__Entries taken from a collection__
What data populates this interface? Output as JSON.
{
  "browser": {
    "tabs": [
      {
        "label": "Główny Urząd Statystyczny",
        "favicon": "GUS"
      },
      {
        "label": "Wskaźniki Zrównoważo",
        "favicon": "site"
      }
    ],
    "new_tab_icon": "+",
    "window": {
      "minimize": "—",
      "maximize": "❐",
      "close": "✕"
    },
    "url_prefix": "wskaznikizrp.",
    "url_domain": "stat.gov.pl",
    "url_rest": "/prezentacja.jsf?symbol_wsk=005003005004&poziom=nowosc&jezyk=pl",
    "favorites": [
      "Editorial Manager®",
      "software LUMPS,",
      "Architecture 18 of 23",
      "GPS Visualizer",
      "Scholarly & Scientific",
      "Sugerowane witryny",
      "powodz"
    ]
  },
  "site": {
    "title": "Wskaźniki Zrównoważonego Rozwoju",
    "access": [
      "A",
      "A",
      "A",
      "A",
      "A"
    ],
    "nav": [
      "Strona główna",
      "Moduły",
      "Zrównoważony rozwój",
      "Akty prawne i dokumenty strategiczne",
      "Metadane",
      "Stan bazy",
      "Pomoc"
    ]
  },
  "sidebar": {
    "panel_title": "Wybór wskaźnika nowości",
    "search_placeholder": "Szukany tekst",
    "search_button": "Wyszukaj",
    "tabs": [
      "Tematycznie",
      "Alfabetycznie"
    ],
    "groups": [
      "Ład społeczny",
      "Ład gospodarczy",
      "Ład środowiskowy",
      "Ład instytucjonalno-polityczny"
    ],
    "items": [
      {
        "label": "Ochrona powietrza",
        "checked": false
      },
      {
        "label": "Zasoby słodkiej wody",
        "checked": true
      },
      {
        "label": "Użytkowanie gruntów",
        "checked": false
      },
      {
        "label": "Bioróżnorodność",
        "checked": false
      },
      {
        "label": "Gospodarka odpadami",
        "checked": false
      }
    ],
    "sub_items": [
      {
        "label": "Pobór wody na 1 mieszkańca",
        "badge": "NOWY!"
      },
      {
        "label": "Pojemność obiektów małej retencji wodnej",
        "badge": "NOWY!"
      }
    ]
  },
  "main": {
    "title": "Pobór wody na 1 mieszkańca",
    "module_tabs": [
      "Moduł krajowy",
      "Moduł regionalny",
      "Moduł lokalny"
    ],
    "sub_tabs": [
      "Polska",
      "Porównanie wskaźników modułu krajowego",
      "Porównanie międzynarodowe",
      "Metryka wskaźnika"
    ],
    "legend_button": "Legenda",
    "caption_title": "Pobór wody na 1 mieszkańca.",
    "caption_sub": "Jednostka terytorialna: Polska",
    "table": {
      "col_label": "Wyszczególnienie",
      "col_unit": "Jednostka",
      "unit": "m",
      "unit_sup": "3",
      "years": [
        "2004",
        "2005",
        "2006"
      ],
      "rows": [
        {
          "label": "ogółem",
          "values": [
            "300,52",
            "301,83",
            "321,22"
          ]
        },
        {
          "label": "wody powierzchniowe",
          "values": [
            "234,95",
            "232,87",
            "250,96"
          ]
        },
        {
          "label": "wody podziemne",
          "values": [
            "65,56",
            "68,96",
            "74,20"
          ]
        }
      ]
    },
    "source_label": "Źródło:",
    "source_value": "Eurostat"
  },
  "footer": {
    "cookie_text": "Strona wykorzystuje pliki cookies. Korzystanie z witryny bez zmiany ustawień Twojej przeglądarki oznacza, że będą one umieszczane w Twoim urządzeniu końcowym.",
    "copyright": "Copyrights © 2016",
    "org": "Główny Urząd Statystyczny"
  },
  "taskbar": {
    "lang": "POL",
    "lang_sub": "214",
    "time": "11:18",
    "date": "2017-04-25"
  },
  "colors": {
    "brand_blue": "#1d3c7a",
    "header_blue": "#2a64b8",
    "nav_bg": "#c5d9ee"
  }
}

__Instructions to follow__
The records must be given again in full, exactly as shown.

__Answer__
What data populates this interface? Output as JSON.
{
  "browser": {
    "tabs": [
      {
        "label": "Główny Urząd Statystyczny",
        "favicon": "GUS"
      },
      {
        "label": "Wskaźniki Zrównoważo",
        "favicon": "site"
      }
    ],
    "new_tab_icon": "+",
    "window": {
      "minimize": "—",
      "maximize": "❐",
      "close": "✕"
    },
    "url_prefix": "wskaznikizrp.",
    "url_domain": "stat.gov.pl",
    "url_rest": "/prezentacja.jsf?symbol_wsk=005003005004&poziom=nowosc&jezyk=pl",
    "favorites": [
      "Editorial Manager®",
      "software LUMPS,",
      "Architecture 18 of 23",
      "GPS Visualizer",
      "Scholarly & Scientific",
      "Sugerowane witryny",
      "powodz"
    ]
  },
  "site": {
    "title": "Wskaźniki Zrównoważonego Rozwoju",
    "access": [
      "A",
      "A",
      "A",
      "A",
      "A"
    ],
    "nav": [
      "Strona główna",
      "Moduły",
      "Zrównoważony rozwój",
      "Akty prawne i dokumenty strategiczne",
      "Metadane",
      "Stan bazy",
      "Pomoc"
    ]
  },
  "sidebar": {
    "panel_title": "Wybór wskaźnika nowości",
    "search_placeholder": "Szukany tekst",
    "search_button": "Wyszukaj",
    "tabs": [
      "Tematycznie",
      "Alfabetycznie"
    ],
    "groups": [
      "Ład społeczny",
      "Ład gospodarczy",
      "Ład środowiskowy",
      "Ład instytucjonalno-polityczny"
    ],
    "items": [
      {
        "label": "Ochrona powietrza",
        "checked": false
      },
      {
        "label": "Zasoby słodkiej wody",
        "checked": true
      },
      {
        "label": "Użytkowanie gruntów",
        "checked": false
      },
      {
        "label": "Bioróżnorodność",
        "checked": false
      },
      {
        "label": "Gospodarka odpadami",
        "checked": false
      }
    ],
    "sub_items": [
      {
        "label": "Pobór wody na 1 mieszkańca",
        "badge": "NOWY!"
      },
      {
        "label": "Pojemność obiektów małej retencji wodnej",
        "badge": "NOWY!"
      }
    ]
  },
  "main": {
    "title": "Pobór wody na 1 mieszkańca",
    "module_tabs": [
      "Moduł krajowy",
      "Moduł regionalny",
      "Moduł lokalny"
    ],
    "sub_tabs": [
      "Polska",
      "Porównanie wskaźników modułu krajowego",
      "Porównanie międzynarodowe",
      "Metryka wskaźnika"
    ],
    "legend_button": "Legenda",
    "caption_title": "Pobór wody na 1 mieszkańca.",
    "caption_sub": "Jednostka terytorialna: Polska",
    "table": {
      "col_label": "Wyszczególnienie",
      "col_unit": "Jednostka",
      "unit": "m",
      "unit_sup": "3",
      "years": [
        "2004",
        "2005",
        "2006"
      ],
      "rows": [
        {
          "label": "ogółem",
          "values": [
            "300,52",
            "301,83",
            "321,22"
          ]
        },
        {
          "label": "wody powierzchniowe",
          "values": [
            "234,95",
            "232,87",
            "250,96"
          ]
        },
        {
          "label": "wody podziemne",
          "values": [
            "65,56",
            "68,96",
            "74,20"
          ]
        }
      ]
    },
    "source_label": "Źródło:",
    "source_value": "Eurostat"
  },
  "footer": {
    "cookie_text": "Strona wykorzystuje pliki cookies. Korzystanie z witryny bez zmiany ustawień Twojej przeglądarki oznacza, że będą one umieszczane w Twoim urządzeniu końcowym.",
    "copyright": "Copyrights © 2016",
    "org": "Główny Urząd Statystyczny"
  },
  "taskbar": {
    "lang": "POL",
    "lang_sub": "214",
    "time": "11:18",
    "date": "2017-04-25"
  },
  "colors": {
    "brand_blue": "#1d3c7a",
    "header_blue": "#2a64b8",
    "nav_bg": "#c5d9ee"
  }
}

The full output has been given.